I'm a bit of a food storage/preparedness junkie, but in a good way. Thankfully it's recommended...you can see so yourself in Doctrine & Covenants 109:8.
I've been wanting to try canning butter for a while now, but life always gets in the way. Until now!
Out here in the west there is a grocery store called Macey's. I really like this store, it is open 24 hours, it has a great "feel" and they are closed on Sunday. They also have a perks program and email specials that they do not advertise in-store. That is how I was notified of the sale they recently had on butter...$1.88 per pound. For reference one could easily find butter for $2.50 per pound on a pretty regular basis. So yeah, that's a great price.
My good friend's mom is ridiculously knowledgeable about canning and food storage. I am house sitting for them right now and she left instructions and all the accessories necessary to take on 18 pounds of butter. Following are her instructions accompanied by photos I took along the process, and some commentary.
1. Real butter is best but margarine works too. DO NOT USE UNSALTED BUTTER.
2. Heat half-pint or pint jars in the oven at 250 degrees for 20 minutes.
Heat lids (flat piece) in boiling water, then turn down to low heat.
* I used half-pint jars because the way I see it is it will be easier to go through a half-pint jar of butter than a pint or quart if/when I'm in a place without refrigeration. Because once you open these pretties they will need to be kept cold just like normal butter.
3. Melt the butter in a saucepan; boil for 5 minutes, stirring occasionally.
Don't forget to prep your space...
4. Stir and ladle the butter and whey into the hot jars, using a funnel to keep butter off the rims.
5. Wipe rims off, then place the hot lid and ring on the jar.
(no photo, but I think you get the idea)
I used an area to the left of the stove top to ladle the boiling butter into the hot jars, secure lids & rings and then transferred the jars to the cooling racks. Fill the jars one at a time. The jars are super hot and you're making them hotter by putting boiling butter inside, you don't need the jars or the butter to cool through this process before you get a chance to put the lid/rings on. You also don't want to risk burning yourself by doing too much at once...see my "oops" below.
The photo below shows what the butter looks like when it's hot right after you've finished steps 4 & 5.
6. Shake jars every 5 minutes over the next 20 minutes.
7. Put the jars in the refrigerator & shake every 10 - 15 minutes. Eventually the butter will stop separating as it hardens.
You'll see it really start to firm by about your second or third shake in the fridge. You'll also notice it go from an apple juice yellow to a whiter/creamish yellow.
Leave in fridge 1 hour more, then you can store it.
Look at that...
Such an awesome thing...I'm giddy thinking about the last dozen jars sitting in the fridge right now.
Bottled butter can store on your shelf for 3 years.
If you want delicious "browned butter" stir less during cooking & boil 7 - 8 minutes.
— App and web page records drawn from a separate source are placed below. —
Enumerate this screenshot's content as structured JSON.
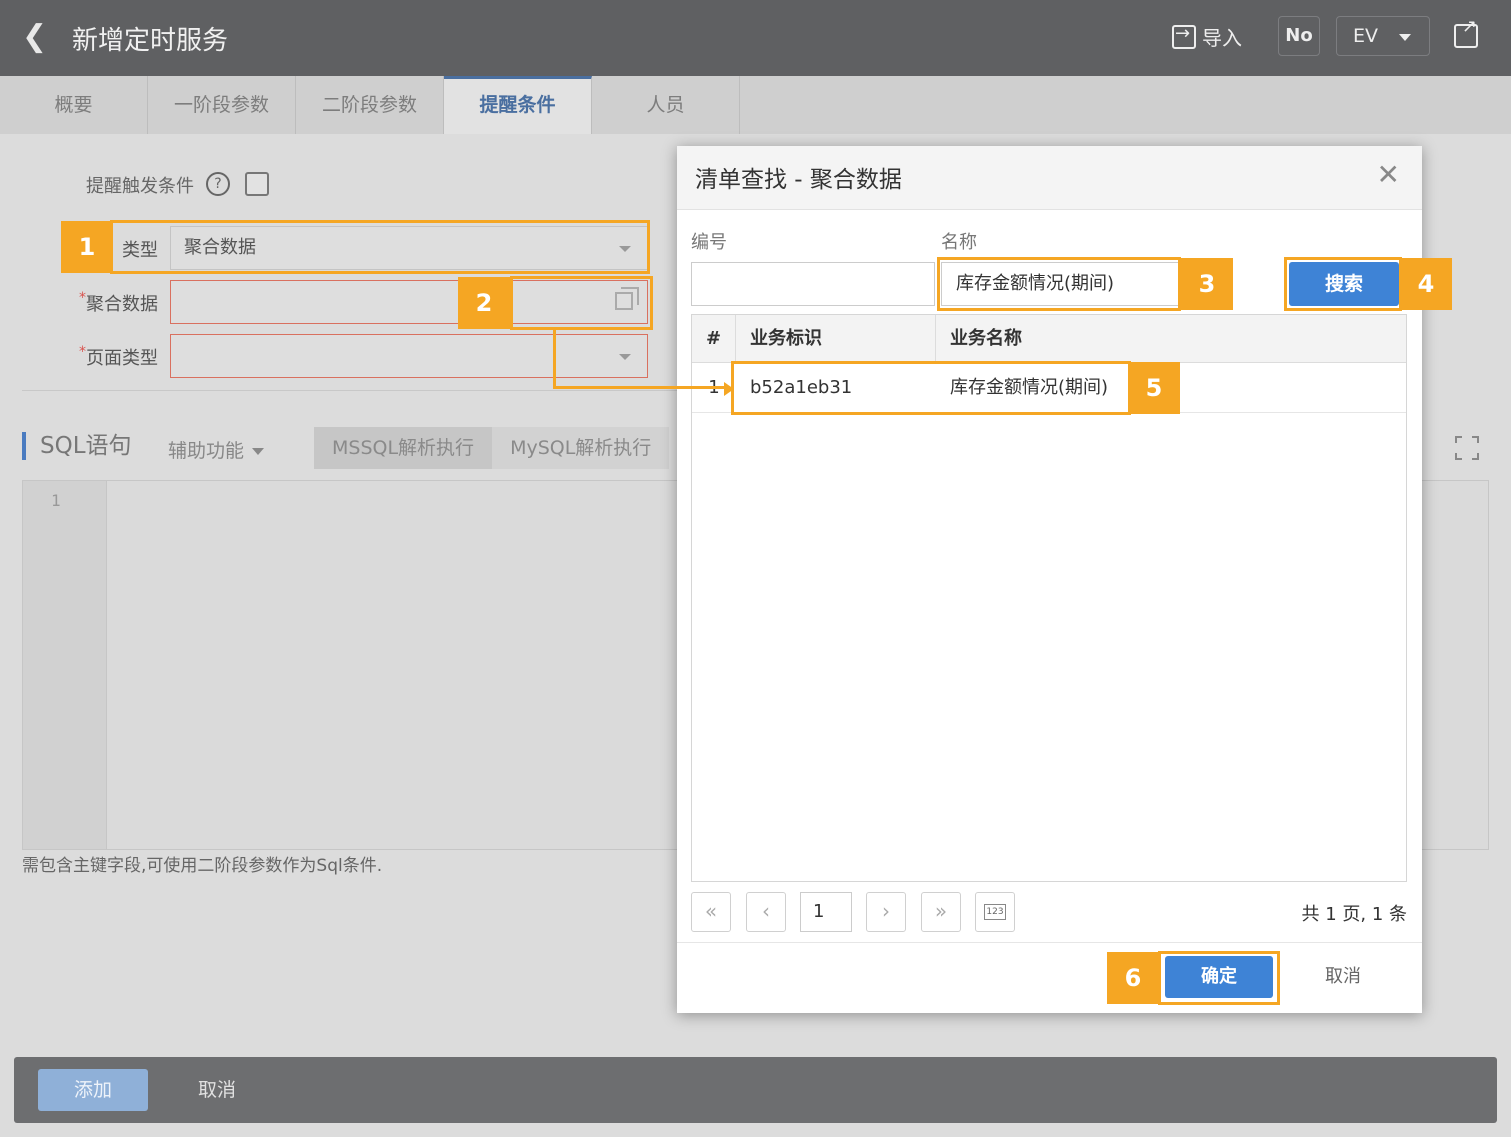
{
  "header": {
    "title": "新增定时服务",
    "import_label": "导入",
    "no_label": "No",
    "lang_label": "EV"
  },
  "tabs": [
    {
      "label": "概要"
    },
    {
      "label": "一阶段参数"
    },
    {
      "label": "二阶段参数"
    },
    {
      "label": "提醒条件",
      "active": true
    },
    {
      "label": "人员"
    }
  ],
  "form": {
    "trigger_label": "提醒触发条件",
    "help_symbol": "?",
    "type_label": "类型",
    "type_value": "聚合数据",
    "agg_label": "聚合数据",
    "agg_value": "",
    "page_type_label": "页面类型",
    "page_type_value": "",
    "required_mark": "*"
  },
  "sql": {
    "title": "SQL语句",
    "assist_label": "辅助功能",
    "mssql_label": "MSSQL解析执行",
    "mysql_label": "MySQL解析执行",
    "line_number": "1",
    "hint": "需包含主键字段,可使用二阶段参数作为Sql条件."
  },
  "footer": {
    "add_label": "添加",
    "cancel_label": "取消"
  },
  "dialog": {
    "title": "清单查找 - 聚合数据",
    "close_symbol": "✕",
    "code_label": "编号",
    "code_value": "",
    "name_label": "名称",
    "name_value": "库存金额情况(期间)",
    "search_label": "搜索",
    "columns": [
      "#",
      "业务标识",
      "业务名称"
    ],
    "rows": [
      {
        "index": "1",
        "id": "b52a1eb31",
        "name": "库存金额情况(期间)"
      }
    ],
    "pager": {
      "first": "«",
      "prev": "‹",
      "page": "1",
      "next": "›",
      "last": "»",
      "jump_icon_text": "123",
      "info": "共 1 页, 1 条"
    },
    "ok_label": "确定",
    "cancel_label": "取消"
  },
  "annotations": [
    "1",
    "2",
    "3",
    "4",
    "5",
    "6"
  ],
  "colors": {
    "accent": "#f5a623",
    "primary": "#3e83d6",
    "header_bg": "#5f6062"
  }
}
It will be darker in color and apparently it tastes like heaven.
For reference I was able to fit 3 pounds of butter in 7 half-pint jars.
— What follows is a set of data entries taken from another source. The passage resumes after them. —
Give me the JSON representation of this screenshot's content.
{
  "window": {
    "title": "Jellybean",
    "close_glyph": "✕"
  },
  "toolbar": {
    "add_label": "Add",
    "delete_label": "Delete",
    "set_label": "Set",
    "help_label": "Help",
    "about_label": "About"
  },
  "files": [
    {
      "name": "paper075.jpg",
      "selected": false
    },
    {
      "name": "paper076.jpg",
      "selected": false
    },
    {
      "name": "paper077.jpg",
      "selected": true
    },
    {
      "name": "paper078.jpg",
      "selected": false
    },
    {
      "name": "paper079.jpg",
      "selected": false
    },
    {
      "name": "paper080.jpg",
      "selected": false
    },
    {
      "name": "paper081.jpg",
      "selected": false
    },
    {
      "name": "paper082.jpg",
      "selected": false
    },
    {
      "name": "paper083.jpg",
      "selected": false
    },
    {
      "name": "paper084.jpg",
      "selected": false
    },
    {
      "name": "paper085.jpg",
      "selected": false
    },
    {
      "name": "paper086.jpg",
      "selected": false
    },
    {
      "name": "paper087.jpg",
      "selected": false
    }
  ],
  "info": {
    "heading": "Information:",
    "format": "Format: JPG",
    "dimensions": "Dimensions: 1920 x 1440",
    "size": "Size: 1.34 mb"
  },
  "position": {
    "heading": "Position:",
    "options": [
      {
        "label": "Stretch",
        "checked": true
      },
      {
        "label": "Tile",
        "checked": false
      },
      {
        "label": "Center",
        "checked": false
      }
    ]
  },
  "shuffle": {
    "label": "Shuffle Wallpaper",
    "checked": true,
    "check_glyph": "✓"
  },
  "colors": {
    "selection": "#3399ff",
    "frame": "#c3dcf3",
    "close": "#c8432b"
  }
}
Keep in mind when you cook the butter it boils the water out so you end up with less butter than what you started with. I started with 18 pounds of fresh butter and it produced 42 half-pint jars of canned butter (plus a little tiny jar seen on top of the box in the above picture.)
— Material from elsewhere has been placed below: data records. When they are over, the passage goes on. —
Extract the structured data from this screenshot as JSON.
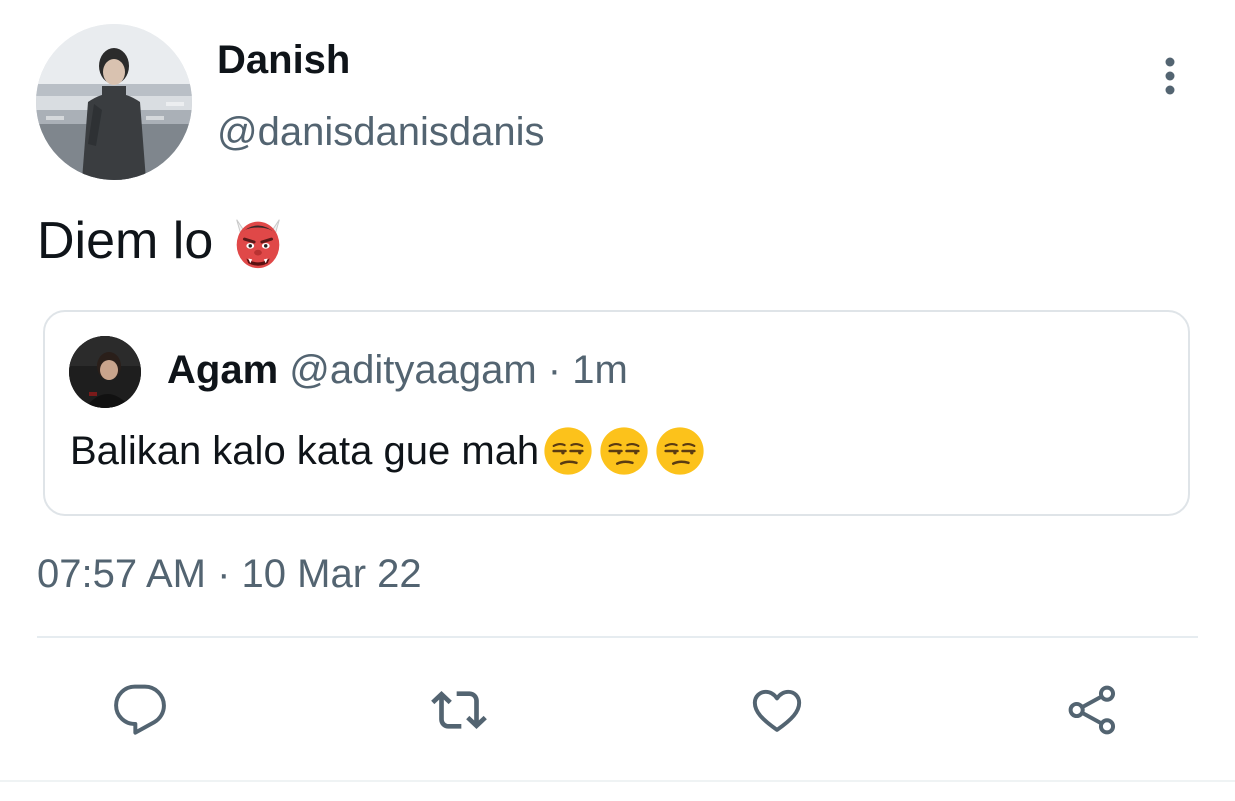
{
  "author": {
    "display_name": "Danish",
    "handle": "@danisdanisdanis",
    "avatar": "profile-photo"
  },
  "tweet": {
    "text": "Diem lo",
    "emoji": "japanese-ogre-emoji",
    "timestamp": "07:57 AM · 10 Mar 22"
  },
  "quoted_tweet": {
    "display_name": "Agam",
    "handle": "@adityaagam",
    "separator": "·",
    "time": "1m",
    "text": "Balikan kalo kata gue mah",
    "emojis": [
      "unamused-face-emoji",
      "unamused-face-emoji",
      "unamused-face-emoji"
    ]
  },
  "actions": {
    "icons": [
      "reply-icon",
      "retweet-icon",
      "like-icon",
      "share-icon"
    ]
  },
  "colors": {
    "text_primary": "#0f1419",
    "text_secondary": "#536471",
    "border": "#dfe4e8",
    "icon": "#536471"
  }
}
If my math is correct (and that's doubtful) I figured each jar of butter cost approx. $1.36. (This doesn't count my oops below.)
The oops: while I was multitasking I dropped a jar. Technically I think it popped out of my hand, the jar part that is. I am not quite sure if the lid wasn't on properly or if it was literally forced off by the heat, either way I can't get all the butter cleaned up off the floor. So the casualty was the contents of one jar, but the jar didn't break... testament to the Mainstays brand. I like them too because they're plain (no quilted look) and simple.
If you're a friend and want a hand or some company while you do this just let me know...if you're close I'll just come visit. If not I'll happily accept payment for my time in the form of an airline ticket.
If you have any questions just leave a comment...I'll do my best to answer or get an answer from the queen.
Here's the last thing, some people say "why can butter?" and I say "why not can butter?!" I don't have a job, much less a home or a generator at the moment, but I do recognize the need to be prepared. I also know that the woman that left me the directions and accessories to make this happen DOES have a generator and even she doesn't leave it up to the freezer/refrigerator to keep all of her food stored. Because yes, butter can be frozen, but I really don't think that's the point people.